Stocks made an impressive rebound from an early dip on Tuesday, after investors took an upbeat view on Federal Reserve chairman Ben Bernanke's testimony in Washington.
The Dow Jones industrial average closed at 12,805.32, up 78.11 points or 0.6 per cent – marking a 160-point rebound from its low point during the day.
The broader S&P 500 closed at 1,363.67, up 10.03 points or 0.7 per cent.
In Canada, the S&P/TSX composite index closed at 11,571.19, up 50.01 points or 0.4 per cent.
Although there some upbeat economic reports for investors to digest – including a 0.4 per cent gain in U.S. industrial production in June, a rise in homebuilder confidence and tame inflation – the focus was largely on Mr. Bernanke's testimony before the Senate Banking Committee.

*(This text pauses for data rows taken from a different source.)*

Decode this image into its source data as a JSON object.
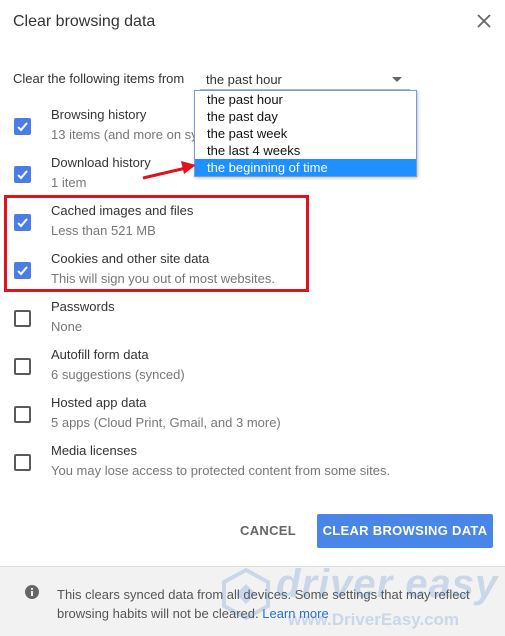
{
  "dialog": {
    "title": "Clear browsing data",
    "close_icon": "close-icon"
  },
  "time_range": {
    "label": "Clear the following items from",
    "selected": "the past hour",
    "options": [
      "the past hour",
      "the past day",
      "the past week",
      "the last 4 weeks",
      "the beginning of time"
    ],
    "highlighted_option": "the beginning of time"
  },
  "items": [
    {
      "label": "Browsing history",
      "sub": "13 items (and more on sy",
      "checked": true
    },
    {
      "label": "Download history",
      "sub": "1 item",
      "checked": true
    },
    {
      "label": "Cached images and files",
      "sub": "Less than 521 MB",
      "checked": true
    },
    {
      "label": "Cookies and other site data",
      "sub": "This will sign you out of most websites.",
      "checked": true
    },
    {
      "label": "Passwords",
      "sub": "None",
      "checked": false
    },
    {
      "label": "Autofill form data",
      "sub": "6 suggestions (synced)",
      "checked": false
    },
    {
      "label": "Hosted app data",
      "sub": "5 apps (Cloud Print, Gmail, and 3 more)",
      "checked": false
    },
    {
      "label": "Media licenses",
      "sub": "You may lose access to protected content from some sites.",
      "checked": false
    }
  ],
  "buttons": {
    "cancel": "CANCEL",
    "clear": "CLEAR BROWSING DATA"
  },
  "footer": {
    "text": "This clears synced data from all devices. Some settings that may reflect browsing habits will not be cleared.",
    "link": "Learn more"
  },
  "watermark": {
    "brand": "driver easy",
    "url": "www.DriverEasy.com"
  },
  "colors": {
    "accent": "#4a86e8",
    "checkbox": "#4a7ee3",
    "annotation_red": "#e1121b",
    "dropdown_selected": "#1e90ff"
  }
}
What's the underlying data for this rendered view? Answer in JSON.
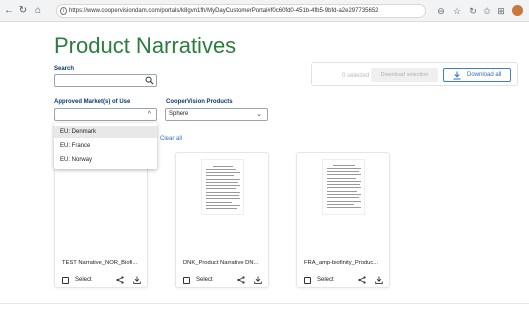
{
  "browser": {
    "url": "https://www.coopervisiondam.com/portals/k8gvn1fh/MyDayCustomerPortal#f0c60fd0-451b-4fb5-9bfd-a2e297735652"
  },
  "page": {
    "title": "Product Narratives",
    "search": {
      "label": "Search",
      "value": ""
    },
    "selection": {
      "count_text": "0 selected",
      "download_selection": "Download selection",
      "download_all": "Download all"
    },
    "filters": {
      "market_label": "Approved Market(s) of Use",
      "market_value": "",
      "products_label": "CooperVision Products",
      "products_value": "Sphere",
      "clear_all": "Clear all"
    },
    "market_options": [
      "EU: Denmark",
      "EU: France",
      "EU: Norway"
    ],
    "cards": [
      {
        "name": "TEST Narrative_NOR_Biofi...",
        "select": "Select"
      },
      {
        "name": "DNK_Product Narrative DN...",
        "select": "Select"
      },
      {
        "name": "FRA_amp-biofinity_Produc...",
        "select": "Select"
      }
    ]
  },
  "colors": {
    "title": "#2a7d3c",
    "label": "#0a3a70",
    "link": "#2e6fbd"
  }
}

Mr. Bernanke's remarks weighed on major indexes after he said that reducing unemployment would be "frustratingly slow" but offered no solutions in the form of additional stimulus – dashing some expectations that he would use the opportunity to outline the need for an economic booster.
However, markets rebounded soon after, presumably on the hope that stimulus was still coming.

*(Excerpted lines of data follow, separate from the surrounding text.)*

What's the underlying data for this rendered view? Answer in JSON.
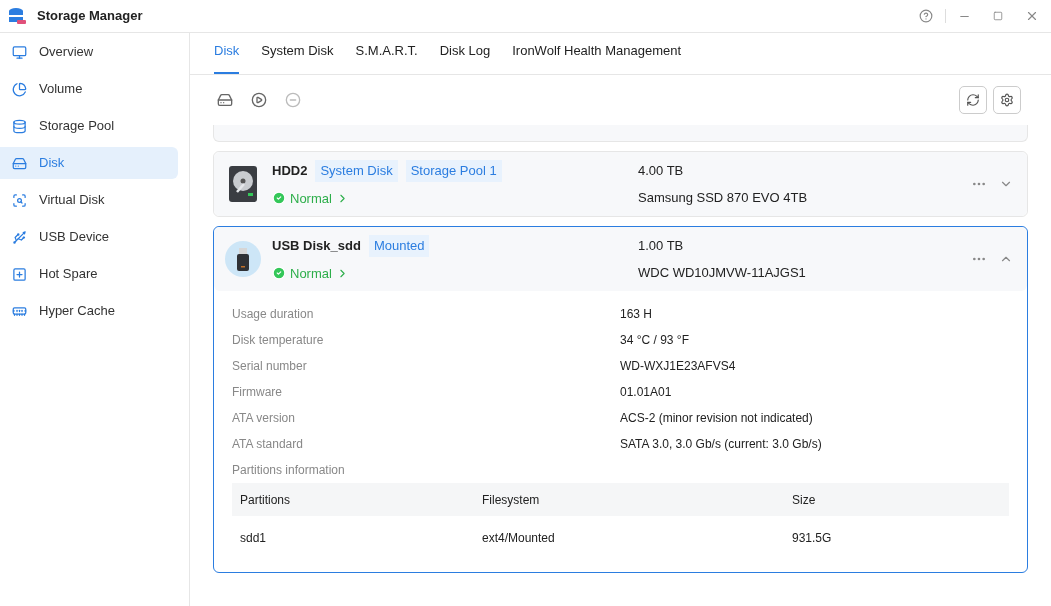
{
  "window": {
    "title": "Storage Manager"
  },
  "sidebar": {
    "items": [
      {
        "label": "Overview",
        "kind": "overview",
        "selected": false
      },
      {
        "label": "Volume",
        "kind": "volume",
        "selected": false
      },
      {
        "label": "Storage Pool",
        "kind": "pool",
        "selected": false
      },
      {
        "label": "Disk",
        "kind": "disk",
        "selected": true
      },
      {
        "label": "Virtual Disk",
        "kind": "virtual",
        "selected": false
      },
      {
        "label": "USB Device",
        "kind": "usb",
        "selected": false
      },
      {
        "label": "Hot Spare",
        "kind": "spare",
        "selected": false
      },
      {
        "label": "Hyper Cache",
        "kind": "cache",
        "selected": false
      }
    ]
  },
  "tabs": [
    {
      "label": "Disk",
      "selected": true
    },
    {
      "label": "System Disk",
      "selected": false
    },
    {
      "label": "S.M.A.R.T.",
      "selected": false
    },
    {
      "label": "Disk Log",
      "selected": false
    },
    {
      "label": "IronWolf Health Management",
      "selected": false
    }
  ],
  "disks": [
    {
      "kind": "hdd",
      "name": "HDD2",
      "tags": [
        "System Disk",
        "Storage Pool 1"
      ],
      "status": "Normal",
      "capacity": "4.00 TB",
      "model": "Samsung SSD 870 EVO 4TB",
      "expanded": false
    },
    {
      "kind": "usb",
      "name": "USB Disk_sdd",
      "tags": [
        "Mounted"
      ],
      "status": "Normal",
      "capacity": "1.00 TB",
      "model": "WDC WD10JMVW-11AJGS1",
      "expanded": true,
      "details": [
        {
          "label": "Usage duration",
          "value": "163 H"
        },
        {
          "label": "Disk temperature",
          "value": "34 °C / 93 °F"
        },
        {
          "label": "Serial number",
          "value": "WD-WXJ1E23AFVS4"
        },
        {
          "label": "Firmware",
          "value": "01.01A01"
        },
        {
          "label": "ATA version",
          "value": "ACS-2 (minor revision not indicated)"
        },
        {
          "label": "ATA standard",
          "value": "SATA 3.0, 3.0 Gb/s (current: 3.0 Gb/s)"
        }
      ],
      "partitions_label": "Partitions information",
      "partitions": {
        "columns": [
          "Partitions",
          "Filesystem",
          "Size"
        ],
        "rows": [
          [
            "sdd1",
            "ext4/Mounted",
            "931.5G"
          ]
        ]
      }
    }
  ]
}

The Fed did offer a form of stimulus in its last monetary policy report.
However, with economic conditions deteriorating since then – highlighted by a disappointing monthly payrolls report for June – many observers have been counting on the Fed to take a more aggressive stance.

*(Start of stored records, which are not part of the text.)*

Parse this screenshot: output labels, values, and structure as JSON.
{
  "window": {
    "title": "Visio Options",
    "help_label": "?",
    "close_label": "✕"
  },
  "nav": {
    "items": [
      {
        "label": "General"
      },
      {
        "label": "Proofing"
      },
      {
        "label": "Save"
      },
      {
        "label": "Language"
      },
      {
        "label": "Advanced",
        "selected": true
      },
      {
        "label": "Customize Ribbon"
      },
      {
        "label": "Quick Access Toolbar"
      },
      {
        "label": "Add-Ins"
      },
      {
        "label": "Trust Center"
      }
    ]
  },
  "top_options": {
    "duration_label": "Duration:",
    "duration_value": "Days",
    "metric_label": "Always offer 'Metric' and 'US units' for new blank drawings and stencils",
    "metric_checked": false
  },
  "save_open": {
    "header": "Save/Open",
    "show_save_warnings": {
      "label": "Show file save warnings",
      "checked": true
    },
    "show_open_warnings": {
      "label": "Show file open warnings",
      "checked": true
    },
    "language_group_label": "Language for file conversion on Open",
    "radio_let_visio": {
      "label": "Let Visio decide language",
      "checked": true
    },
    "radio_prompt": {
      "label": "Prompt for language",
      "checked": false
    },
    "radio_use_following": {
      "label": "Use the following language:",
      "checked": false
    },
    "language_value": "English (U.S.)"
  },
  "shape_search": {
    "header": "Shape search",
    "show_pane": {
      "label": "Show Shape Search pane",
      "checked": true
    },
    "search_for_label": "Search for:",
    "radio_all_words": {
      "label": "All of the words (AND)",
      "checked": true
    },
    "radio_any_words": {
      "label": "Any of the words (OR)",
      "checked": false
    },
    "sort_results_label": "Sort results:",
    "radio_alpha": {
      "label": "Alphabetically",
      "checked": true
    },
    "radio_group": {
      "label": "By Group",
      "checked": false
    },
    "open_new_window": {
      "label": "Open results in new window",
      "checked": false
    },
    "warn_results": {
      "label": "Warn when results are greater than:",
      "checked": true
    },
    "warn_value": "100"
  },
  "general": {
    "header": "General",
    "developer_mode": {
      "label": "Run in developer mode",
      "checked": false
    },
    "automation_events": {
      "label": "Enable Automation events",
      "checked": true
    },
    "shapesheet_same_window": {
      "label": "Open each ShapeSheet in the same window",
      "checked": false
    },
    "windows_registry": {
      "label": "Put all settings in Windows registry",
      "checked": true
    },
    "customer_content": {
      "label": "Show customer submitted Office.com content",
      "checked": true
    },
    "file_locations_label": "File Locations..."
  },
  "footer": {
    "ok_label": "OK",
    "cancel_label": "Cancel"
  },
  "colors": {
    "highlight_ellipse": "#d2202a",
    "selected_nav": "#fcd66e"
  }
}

Meanwhile, the Bank of Canada held its key interest rate unchanged at 1 per cent on Tuesday, as expected.
While it trimmed its economic growth outlook to 2.1 per cent this year from 2.4 per cent previously, it maintained its line that interest rates could move higher. Some observers have been expecting the central bank to cut its key rate before increasing it.
Goldman Sachs Group Inc. reported that its second quarter earnings fell 11 per cent from last year, topping expectations for a bigger slide. The shares rose 0.3 per cent.
Johnson & Johnson beat expectations with its quarterly earnings but lowered its full-year guidance. The shares rose 0.8 per cent.
Coca-Cola Co. rose 1.6 per cent after reporting that its net earnings fell 0.4 per cent over last year, due to rising costs. However, revenues beat expectations.
Crude oil continued its steady rebound, rising to $89.22 (U.S.) a barrel, up 79 cents. Among Canadian producers, Suncor Energy Inc. rose 0.9 per cent.